When I mention that I ghostwrite, people always have plenty of questions about the process. Ghostwriting is an underreported aspect of publishing, perhaps because of the background role that ghosts play. So here are some basics that you can keep in mind for a time when you might need to hire such a secret partner.
Why Hire a Ghostwriter?
Ghosts who write really do exist and for some important reasons. The main one–a lack of time for writing on the part of an expert or celebrity–has been the impetus for my involvement in all four of my ghostwriting assignments so far. In fact, it’s the reason I got my first ghostwriting break. Three years ago, an author friend who had committed to co-writing a book got sidetracked on another project. I was asked to step in because of the time crunch.
The second reason ghostwriters exist is because an expert or celebrity may lack writing skills. Inthese situations, the ghost may write all or almost all of the manuscript, adjusting it to accommodate notes, edits, or comments from the client. On one of my projects, English was not the main author’s primary language, so he would not have been able to write the book himself.

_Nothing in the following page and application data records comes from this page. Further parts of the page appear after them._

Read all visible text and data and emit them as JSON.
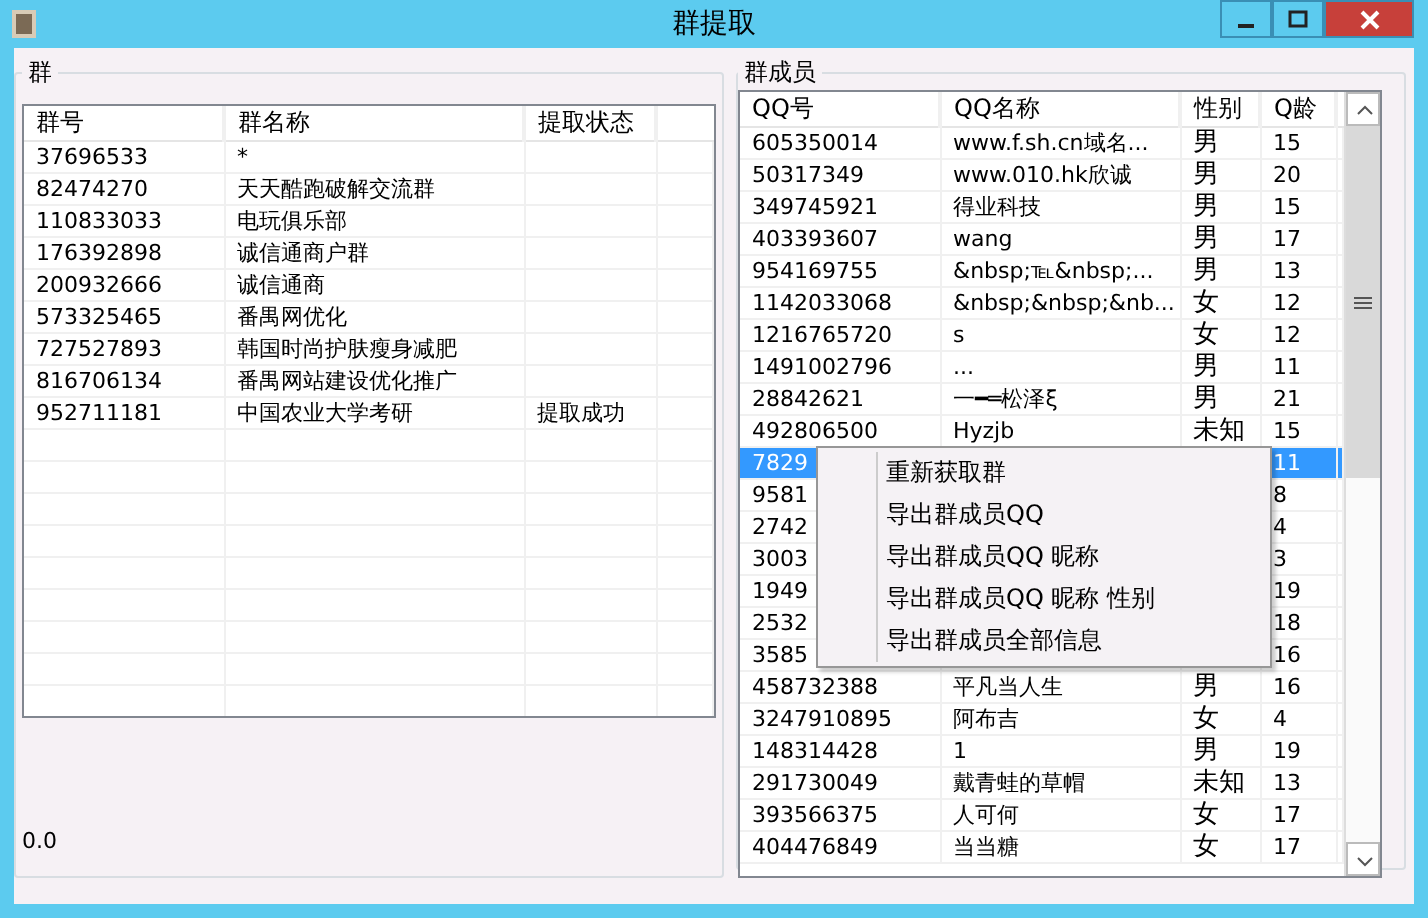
{
  "window": {
    "title": "群提取"
  },
  "groups_panel": {
    "title": "群",
    "columns": [
      "群号",
      "群名称",
      "提取状态"
    ],
    "rows": [
      {
        "id": "37696533",
        "name": "*",
        "status": ""
      },
      {
        "id": "82474270",
        "name": "天天酷跑破解交流群",
        "status": ""
      },
      {
        "id": "110833033",
        "name": "电玩俱乐部",
        "status": ""
      },
      {
        "id": "176392898",
        "name": "诚信通商户群",
        "status": ""
      },
      {
        "id": "200932666",
        "name": "诚信通商",
        "status": ""
      },
      {
        "id": "573325465",
        "name": "番禺网优化",
        "status": ""
      },
      {
        "id": "727527893",
        "name": "韩国时尚护肤瘦身减肥",
        "status": ""
      },
      {
        "id": "816706134",
        "name": "番禺网站建设优化推广",
        "status": ""
      },
      {
        "id": "952711181",
        "name": "中国农业大学考研",
        "status": "提取成功"
      }
    ]
  },
  "progress_text": "0.0",
  "members_panel": {
    "title": "群成员",
    "columns": [
      "QQ号",
      "QQ名称",
      "性别",
      "Q龄"
    ],
    "rows": [
      {
        "qq": "605350014",
        "name": "www.f.sh.cn域名...",
        "gender": "男",
        "age": "15",
        "selected": false
      },
      {
        "qq": "50317349",
        "name": "www.010.hk欣诚",
        "gender": "男",
        "age": "20",
        "selected": false
      },
      {
        "qq": "349745921",
        "name": "得业科技",
        "gender": "男",
        "age": "15",
        "selected": false
      },
      {
        "qq": "403393607",
        "name": "wang",
        "gender": "男",
        "age": "17",
        "selected": false
      },
      {
        "qq": "954169755",
        "name": "&nbsp;℡&nbsp;...",
        "gender": "男",
        "age": "13",
        "selected": false
      },
      {
        "qq": "1142033068",
        "name": "&nbsp;&nbsp;&nb...",
        "gender": "女",
        "age": "12",
        "selected": false
      },
      {
        "qq": "1216765720",
        "name": "s",
        "gender": "女",
        "age": "12",
        "selected": false
      },
      {
        "qq": "1491002796",
        "name": "...",
        "gender": "男",
        "age": "11",
        "selected": false
      },
      {
        "qq": "28842621",
        "name": "一━═松泽ξ",
        "gender": "男",
        "age": "21",
        "selected": false
      },
      {
        "qq": "492806500",
        "name": "Hyzjb",
        "gender": "未知",
        "age": "15",
        "selected": false
      },
      {
        "qq": "7829",
        "name": "",
        "gender": "",
        "age": "11",
        "selected": true
      },
      {
        "qq": "9581",
        "name": "",
        "gender": "",
        "age": "8",
        "selected": false
      },
      {
        "qq": "2742",
        "name": "",
        "gender": "",
        "age": "4",
        "selected": false
      },
      {
        "qq": "3003",
        "name": "",
        "gender": "",
        "age": "3",
        "selected": false
      },
      {
        "qq": "1949",
        "name": "",
        "gender": "",
        "age": "19",
        "selected": false
      },
      {
        "qq": "2532",
        "name": "",
        "gender": "",
        "age": "18",
        "selected": false
      },
      {
        "qq": "3585",
        "name": "",
        "gender": "",
        "age": "16",
        "selected": false
      },
      {
        "qq": "458732388",
        "name": "平凡当人生",
        "gender": "男",
        "age": "16",
        "selected": false
      },
      {
        "qq": "3247910895",
        "name": "阿布吉",
        "gender": "女",
        "age": "4",
        "selected": false
      },
      {
        "qq": "148314428",
        "name": "1",
        "gender": "男",
        "age": "19",
        "selected": false
      },
      {
        "qq": "291730049",
        "name": "戴青蛙的草帽",
        "gender": "未知",
        "age": "13",
        "selected": false
      },
      {
        "qq": "393566375",
        "name": "人可何",
        "gender": "女",
        "age": "17",
        "selected": false
      },
      {
        "qq": "404476849",
        "name": "当当糖",
        "gender": "女",
        "age": "17",
        "selected": false
      }
    ]
  },
  "context_menu": {
    "items": [
      "重新获取群",
      "导出群成员QQ",
      "导出群成员QQ 昵称",
      "导出群成员QQ 昵称 性别",
      "导出群成员全部信息"
    ]
  }
}
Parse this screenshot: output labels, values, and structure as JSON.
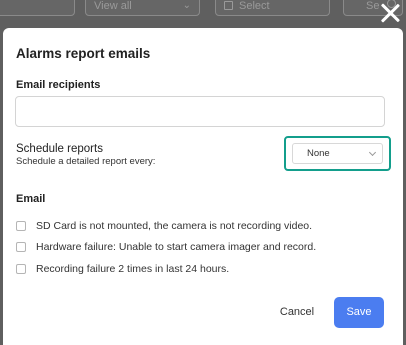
{
  "background": {
    "filter_value": "View all",
    "date_placeholder": "Select",
    "search_placeholder": "Se"
  },
  "modal": {
    "title": "Alarms report emails",
    "email_recipients_label": "Email recipients",
    "email_recipients_value": "",
    "schedule_title": "Schedule reports",
    "schedule_subtitle": "Schedule a detailed report every:",
    "schedule_selected": "None",
    "email_section_label": "Email",
    "options": [
      {
        "label": "SD Card is not mounted, the camera is not recording video.",
        "checked": false
      },
      {
        "label": "Hardware failure: Unable to start camera imager and record.",
        "checked": false
      },
      {
        "label": "Recording failure 2 times in last 24 hours.",
        "checked": false
      }
    ],
    "cancel_label": "Cancel",
    "save_label": "Save"
  },
  "colors": {
    "accent_highlight": "#139e8c",
    "primary_button": "#4b7df0",
    "overlay": "#5f5f5f"
  }
}
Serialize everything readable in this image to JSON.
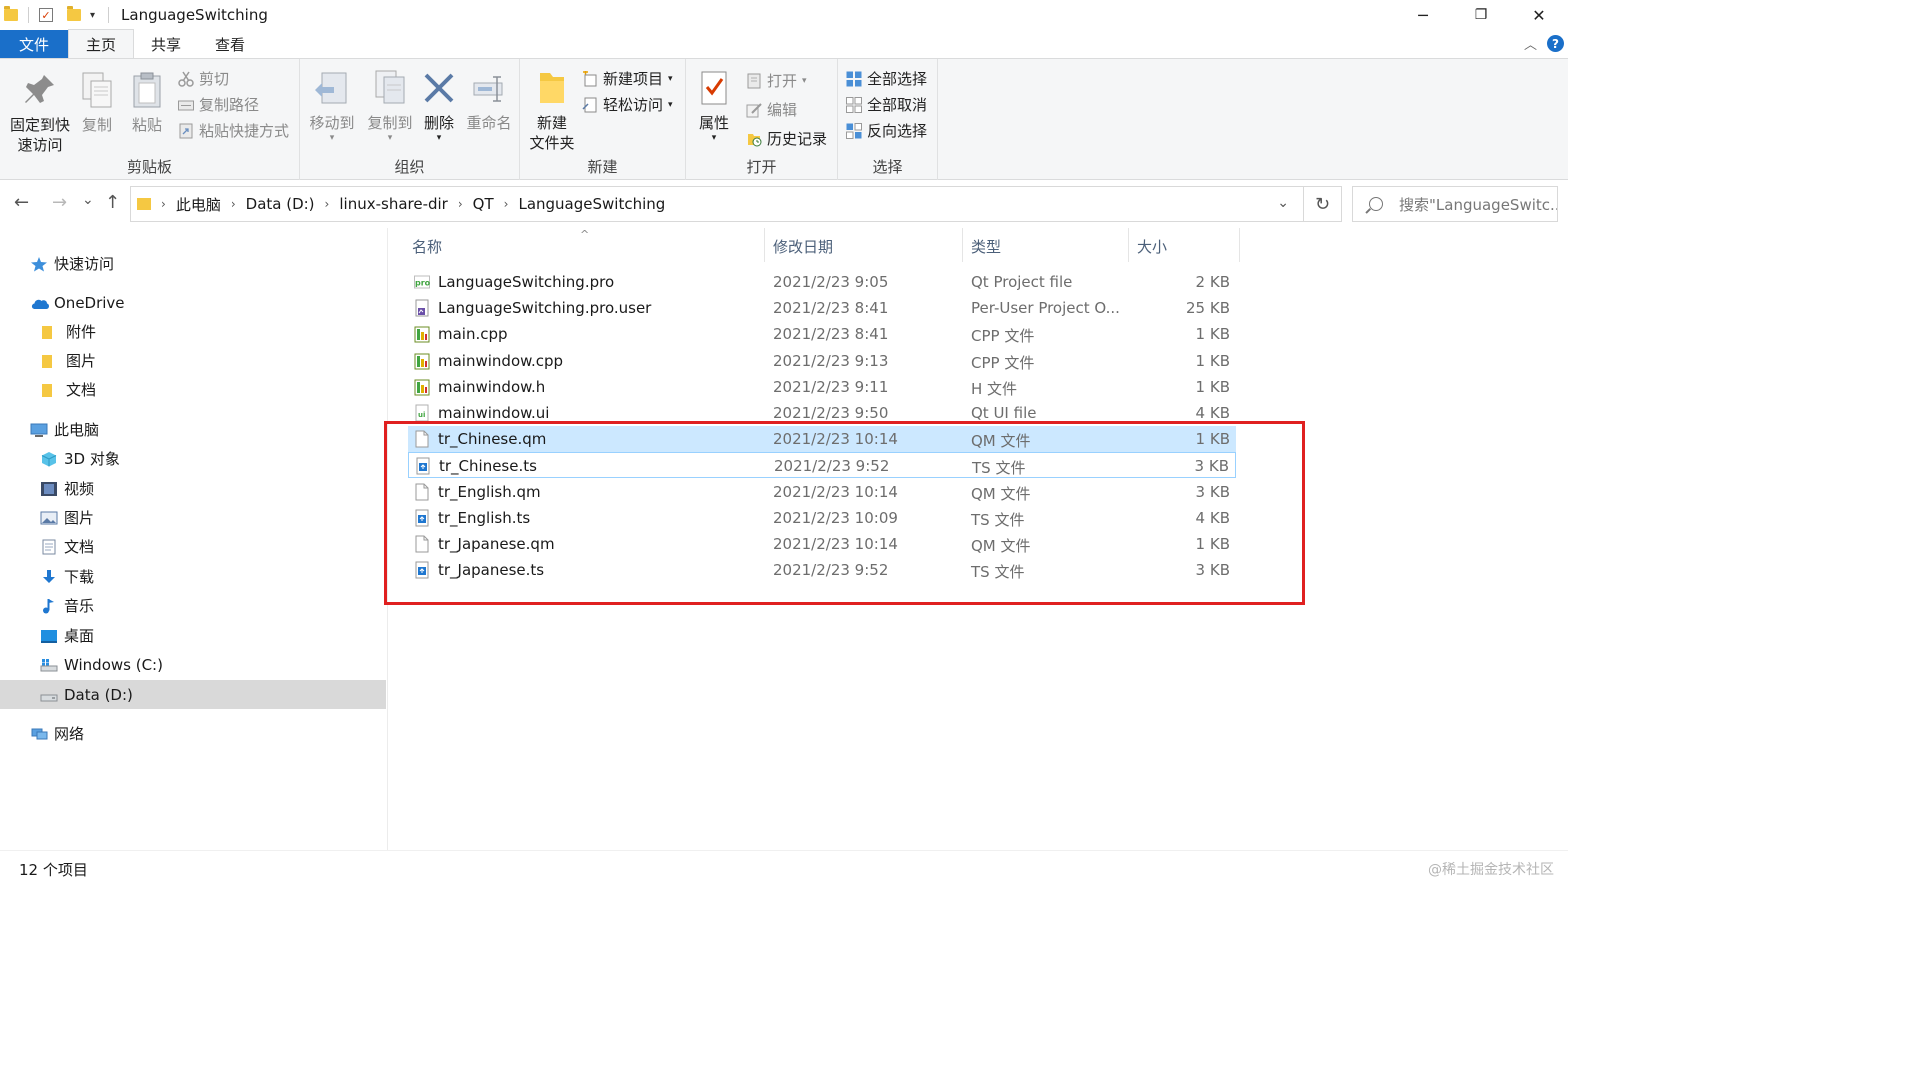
{
  "window": {
    "title": "LanguageSwitching",
    "minimize": "─",
    "restore": "❐",
    "close": "✕"
  },
  "quick_access": {
    "check_glyph": "✓",
    "dropdown": "▾"
  },
  "tabs": [
    {
      "label": "文件"
    },
    {
      "label": "主页"
    },
    {
      "label": "共享"
    },
    {
      "label": "查看"
    }
  ],
  "ribbon": {
    "clipboard": {
      "label": "剪贴板",
      "pin": "固定到快\n速访问",
      "pin_l1": "固定到快",
      "pin_l2": "速访问",
      "copy": "复制",
      "paste": "粘贴",
      "cut": "剪切",
      "copy_path": "复制路径",
      "paste_shortcut": "粘贴快捷方式"
    },
    "organize": {
      "label": "组织",
      "move_to": "移动到",
      "copy_to": "复制到",
      "delete": "删除",
      "rename": "重命名"
    },
    "new": {
      "label": "新建",
      "new_folder_l1": "新建",
      "new_folder_l2": "文件夹",
      "new_item": "新建项目",
      "easy_access": "轻松访问"
    },
    "open": {
      "label": "打开",
      "properties": "属性",
      "open": "打开",
      "edit": "编辑",
      "history": "历史记录"
    },
    "select": {
      "label": "选择",
      "select_all": "全部选择",
      "select_none": "全部取消",
      "invert": "反向选择"
    }
  },
  "address": {
    "crumbs": [
      "此电脑",
      "Data (D:)",
      "linux-share-dir",
      "QT",
      "LanguageSwitching"
    ],
    "search_placeholder": "搜索\"LanguageSwitc..."
  },
  "nav": {
    "back": "←",
    "forward": "→",
    "recent": "⌄",
    "up": "↑",
    "refresh": "↻",
    "address_dropdown": "⌄",
    "expand": "›",
    "items": [
      {
        "label": "快速访问"
      },
      {
        "label": "OneDrive"
      },
      {
        "label": "附件"
      },
      {
        "label": "图片"
      },
      {
        "label": "文档"
      },
      {
        "label": "此电脑"
      },
      {
        "label": "3D 对象"
      },
      {
        "label": "视频"
      },
      {
        "label": "图片"
      },
      {
        "label": "文档"
      },
      {
        "label": "下载"
      },
      {
        "label": "音乐"
      },
      {
        "label": "桌面"
      },
      {
        "label": "Windows (C:)"
      },
      {
        "label": "Data (D:)"
      },
      {
        "label": "网络"
      }
    ]
  },
  "columns": {
    "name": "名称",
    "date": "修改日期",
    "type": "类型",
    "size": "大小",
    "sort_caret": "^"
  },
  "files": [
    {
      "name": "LanguageSwitching.pro",
      "date": "2021/2/23 9:05",
      "type": "Qt Project file",
      "size": "2 KB",
      "icon": "pro-icon"
    },
    {
      "name": "LanguageSwitching.pro.user",
      "date": "2021/2/23 8:41",
      "type": "Per-User Project O...",
      "size": "25 KB",
      "icon": "user-file-icon"
    },
    {
      "name": "main.cpp",
      "date": "2021/2/23 8:41",
      "type": "CPP 文件",
      "size": "1 KB",
      "icon": "cpp-icon"
    },
    {
      "name": "mainwindow.cpp",
      "date": "2021/2/23 9:13",
      "type": "CPP 文件",
      "size": "1 KB",
      "icon": "cpp-icon"
    },
    {
      "name": "mainwindow.h",
      "date": "2021/2/23 9:11",
      "type": "H 文件",
      "size": "1 KB",
      "icon": "h-icon"
    },
    {
      "name": "mainwindow.ui",
      "date": "2021/2/23 9:50",
      "type": "Qt UI file",
      "size": "4 KB",
      "icon": "ui-icon"
    },
    {
      "name": "tr_Chinese.qm",
      "date": "2021/2/23 10:14",
      "type": "QM 文件",
      "size": "1 KB",
      "icon": "blank-file-icon"
    },
    {
      "name": "tr_Chinese.ts",
      "date": "2021/2/23 9:52",
      "type": "TS 文件",
      "size": "3 KB",
      "icon": "ts-icon"
    },
    {
      "name": "tr_English.qm",
      "date": "2021/2/23 10:14",
      "type": "QM 文件",
      "size": "3 KB",
      "icon": "blank-file-icon"
    },
    {
      "name": "tr_English.ts",
      "date": "2021/2/23 10:09",
      "type": "TS 文件",
      "size": "4 KB",
      "icon": "ts-icon"
    },
    {
      "name": "tr_Japanese.qm",
      "date": "2021/2/23 10:14",
      "type": "QM 文件",
      "size": "1 KB",
      "icon": "blank-file-icon"
    },
    {
      "name": "tr_Japanese.ts",
      "date": "2021/2/23 9:52",
      "type": "TS 文件",
      "size": "3 KB",
      "icon": "ts-icon"
    }
  ],
  "status": {
    "item_count": "12 个项目",
    "watermark": "@稀土掘金技术社区"
  },
  "colors": {
    "accent": "#1a6fc9",
    "selection": "#cce8ff",
    "highlight_box": "#e02020",
    "folder": "#f5c842"
  }
}
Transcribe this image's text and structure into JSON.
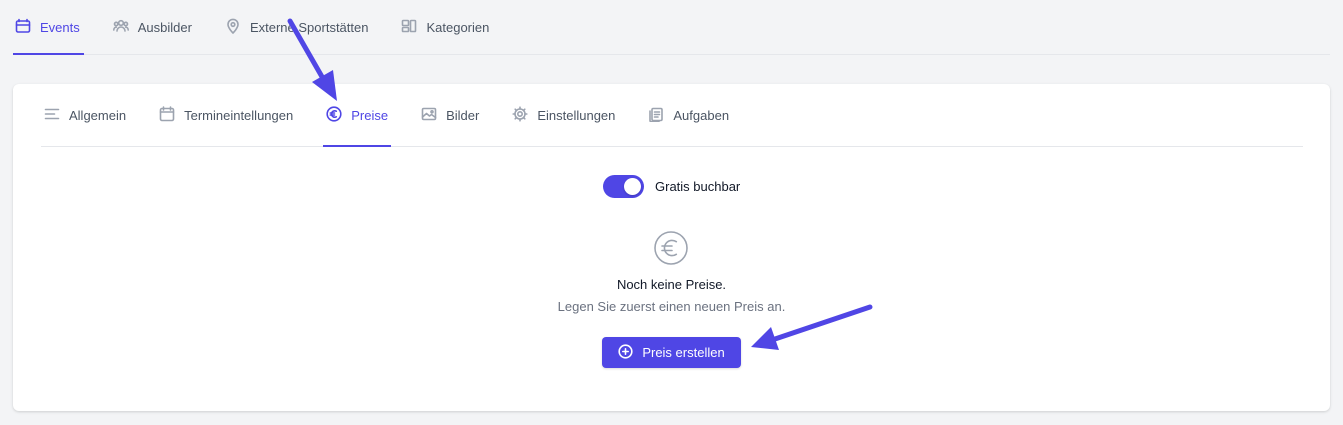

In addition to writing skills, a good ghostwriter brings experience in publishing to the project. In my case, I have had more than 10 years of book publishing experience, have edited more than a hundred books, and have worked as a journalist off and on since the late 1970s.
How Do I Choose a Ghostwriter
Bottom line: There has to be a match of personalities and talents. If you can’t relate to your ghostwriter during your initial meetings or conversations, this is not a positive signal for moving forward. Also, the ghost should have enthusiasm for your concept or story. Completing your manuscript is going to take a lot of energy and persistence.
Expertise in your subject area is helpful too. I work in alternative health, psychology, and spirituality, and I stay up-to-date by visiting bookstores, reading, attending lectures, staying tuned in to the media, and talking with experts in those fields.
Look at samples of the ghost’s earlier writing, and check to see if it meets the quality and feeling that you’re going for. If you have a true crime story, a ghost like me with a spiritual background probably isn’t a wise choice. However, the ghost may surprise you with other capabilities. After all, a ghost’s job is going to be to capture your voice. For that reason and others, I feel that the most useful sample you can ask for is a sample of work on your particular project, which will let you see what the ghost is most likely to deliver for your book. After the structure for the book is carved out, start by asking your ghost to write just one chapter to see how it goes.
In your initial meetings, your ghost will also be evaluating whether or not to work with you. The ghost should be able to tell you whether there is potential in your idea. An ethical ghost is not going to encourage you to invest in a book that has little promise of success. Skilled ghosts can, however, offer suggestions if they feel a change of approach will improve the book’s chances. Ghosts often will lay out the structure of the book, reflected in the Table of Contents.
What Other Details Should I Be Aware Of?
In some ways, ghostwriting is uncharted territory. Ghostwriters may offer you different views of some of the following details, but here is what I have observed:
• Research — In many cases involving experts, most of the background and information comes from them. This is essentially why they are considered the authors. Experts usually have spent a lot of time developing their concept and amassing information and ideas. The ghost is simply the channel, the one who crafts the words that will most effectively convey the message. In my ghost projects so far, I have done supplementary research and further development of the ideas, but some ghosts don’t consider that to be their job. Research is definitely a point to be covered early in your discussions.
• Credit —In ghostwriting, the range for the credit on the book goes from no acknowledgment at all (not the way to go, in my opinion), to a “thank you” in the acknowledgments, to a “with” or “as told to” credit on the cover, to a full co-author line on the cover. Some people argue that a writer who receives a co-author line is a co-author, not a ghost. However, if the “co-author” actually wrote the entire book, wasn’t some ghosting involved? You should work out the best arrangement for your particular project.
• Money — Here, again, the range is considerable. Some ghosts are willing to postpone payment in exchange for royalties, which may turn out to be minimal. On the other end of the spectrum, in rare situations, writers who ghost celebrity books can make more than $100,000 per book. A ghost may estimate an overall project fee or prefer to work at an hourly rate. In either case, a share of royalties can also be part of the agreement, and reimbursement of the ghost’s expenses for phone, express delivery, etc., is usually covered. Again, you should negotiate for whatever suits a given project best.
As with any relationship, a cooperative attitude and shared enthusiasm will help push the project forward to completion. A professional ghost is discrete and does not intrude on the author’s role once the book goes into publication. I am available for questions from my clients, but stay mostly ghostly invisible once the book is in print. In turn, my authors understand the need for referrals and recommendations. On that last note, a good way to track down those phantom ghostwriters with proven skills is by asking your colleagues for recommendations.
Robin Quinn is a ghostwriter and book editor from Los Angeles. Quinn specializes in the topics of alternative health, psychology, and spirituality. Offerings from her Quinn’s Word for Word editorial service range from ghostwriting, to all levels of editing (from developmental to copyediting), to the writing of media kits. E-mail firstname.lastname@example.org, or call 310/838-7098, for more information.